● Available records

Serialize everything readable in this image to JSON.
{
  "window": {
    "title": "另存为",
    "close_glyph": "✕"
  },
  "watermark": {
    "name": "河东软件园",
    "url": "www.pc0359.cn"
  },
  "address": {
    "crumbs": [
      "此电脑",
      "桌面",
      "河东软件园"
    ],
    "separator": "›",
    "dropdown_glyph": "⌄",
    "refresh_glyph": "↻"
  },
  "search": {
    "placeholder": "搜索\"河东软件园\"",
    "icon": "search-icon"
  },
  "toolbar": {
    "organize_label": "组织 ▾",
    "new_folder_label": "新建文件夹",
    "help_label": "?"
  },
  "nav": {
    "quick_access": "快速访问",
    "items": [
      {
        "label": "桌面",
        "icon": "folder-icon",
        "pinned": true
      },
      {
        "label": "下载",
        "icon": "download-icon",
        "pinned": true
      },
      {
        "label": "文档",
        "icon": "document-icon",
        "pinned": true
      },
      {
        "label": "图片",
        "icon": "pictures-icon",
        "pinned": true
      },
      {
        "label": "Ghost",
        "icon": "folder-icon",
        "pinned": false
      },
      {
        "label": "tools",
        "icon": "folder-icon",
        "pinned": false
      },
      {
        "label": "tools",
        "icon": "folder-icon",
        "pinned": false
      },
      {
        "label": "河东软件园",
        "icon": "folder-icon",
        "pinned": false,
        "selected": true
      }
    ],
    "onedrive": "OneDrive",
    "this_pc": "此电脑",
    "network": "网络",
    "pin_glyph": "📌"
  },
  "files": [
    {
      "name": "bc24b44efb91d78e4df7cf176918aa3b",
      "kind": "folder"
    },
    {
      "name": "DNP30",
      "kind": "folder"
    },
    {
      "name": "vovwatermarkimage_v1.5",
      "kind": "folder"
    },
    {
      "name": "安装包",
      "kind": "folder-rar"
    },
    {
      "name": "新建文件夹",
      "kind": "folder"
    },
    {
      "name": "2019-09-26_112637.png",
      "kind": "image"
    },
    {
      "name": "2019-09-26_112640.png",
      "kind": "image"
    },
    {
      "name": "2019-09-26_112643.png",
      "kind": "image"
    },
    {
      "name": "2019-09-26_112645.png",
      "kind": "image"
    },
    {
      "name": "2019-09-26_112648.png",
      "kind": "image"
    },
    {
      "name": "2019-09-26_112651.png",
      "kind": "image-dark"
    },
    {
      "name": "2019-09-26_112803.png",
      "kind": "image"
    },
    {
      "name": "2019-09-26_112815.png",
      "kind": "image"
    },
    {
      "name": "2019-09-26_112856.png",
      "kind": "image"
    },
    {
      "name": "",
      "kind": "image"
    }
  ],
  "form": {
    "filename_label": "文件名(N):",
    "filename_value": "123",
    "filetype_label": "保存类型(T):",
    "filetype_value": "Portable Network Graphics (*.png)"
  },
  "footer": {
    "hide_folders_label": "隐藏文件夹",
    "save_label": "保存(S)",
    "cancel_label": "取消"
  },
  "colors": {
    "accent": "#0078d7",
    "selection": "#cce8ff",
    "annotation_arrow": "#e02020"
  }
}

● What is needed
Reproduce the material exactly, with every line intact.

● Answer space
Serialize everything readable in this image to JSON.
{
  "window": {
    "title": "另存为",
    "close_glyph": "✕"
  },
  "watermark": {
    "name": "河东软件园",
    "url": "www.pc0359.cn"
  },
  "address": {
    "crumbs": [
      "此电脑",
      "桌面",
      "河东软件园"
    ],
    "separator": "›",
    "dropdown_glyph": "⌄",
    "refresh_glyph": "↻"
  },
  "search": {
    "placeholder": "搜索\"河东软件园\"",
    "icon": "search-icon"
  },
  "toolbar": {
    "organize_label": "组织 ▾",
    "new_folder_label": "新建文件夹",
    "help_label": "?"
  },
  "nav": {
    "quick_access": "快速访问",
    "items": [
      {
        "label": "桌面",
        "icon": "folder-icon",
        "pinned": true
      },
      {
        "label": "下载",
        "icon": "download-icon",
        "pinned": true
      },
      {
        "label": "文档",
        "icon": "document-icon",
        "pinned": true
      },
      {
        "label": "图片",
        "icon": "pictures-icon",
        "pinned": true
      },
      {
        "label": "Ghost",
        "icon": "folder-icon",
        "pinned": false
      },
      {
        "label": "tools",
        "icon": "folder-icon",
        "pinned": false
      },
      {
        "label": "tools",
        "icon": "folder-icon",
        "pinned": false
      },
      {
        "label": "河东软件园",
        "icon": "folder-icon",
        "pinned": false,
        "selected": true
      }
    ],
    "onedrive": "OneDrive",
    "this_pc": "此电脑",
    "network": "网络",
    "pin_glyph": "📌"
  },
  "files": [
    {
      "name": "bc24b44efb91d78e4df7cf176918aa3b",
      "kind": "folder"
    },
    {
      "name": "DNP30",
      "kind": "folder"
    },
    {
      "name": "vovwatermarkimage_v1.5",
      "kind": "folder"
    },
    {
      "name": "安装包",
      "kind": "folder-rar"
    },
    {
      "name": "新建文件夹",
      "kind": "folder"
    },
    {
      "name": "2019-09-26_112637.png",
      "kind": "image"
    },
    {
      "name": "2019-09-26_112640.png",
      "kind": "image"
    },
    {
      "name": "2019-09-26_112643.png",
      "kind": "image"
    },
    {
      "name": "2019-09-26_112645.png",
      "kind": "image"
    },
    {
      "name": "2019-09-26_112648.png",
      "kind": "image"
    },
    {
      "name": "2019-09-26_112651.png",
      "kind": "image-dark"
    },
    {
      "name": "2019-09-26_112803.png",
      "kind": "image"
    },
    {
      "name": "2019-09-26_112815.png",
      "kind": "image"
    },
    {
      "name": "2019-09-26_112856.png",
      "kind": "image"
    },
    {
      "name": "",
      "kind": "image"
    }
  ],
  "form": {
    "filename_label": "文件名(N):",
    "filename_value": "123",
    "filetype_label": "保存类型(T):",
    "filetype_value": "Portable Network Graphics (*.png)"
  },
  "footer": {
    "hide_folders_label": "隐藏文件夹",
    "save_label": "保存(S)",
    "cancel_label": "取消"
  },
  "colors": {
    "accent": "#0078d7",
    "selection": "#cce8ff",
    "annotation_arrow": "#e02020"
  }
}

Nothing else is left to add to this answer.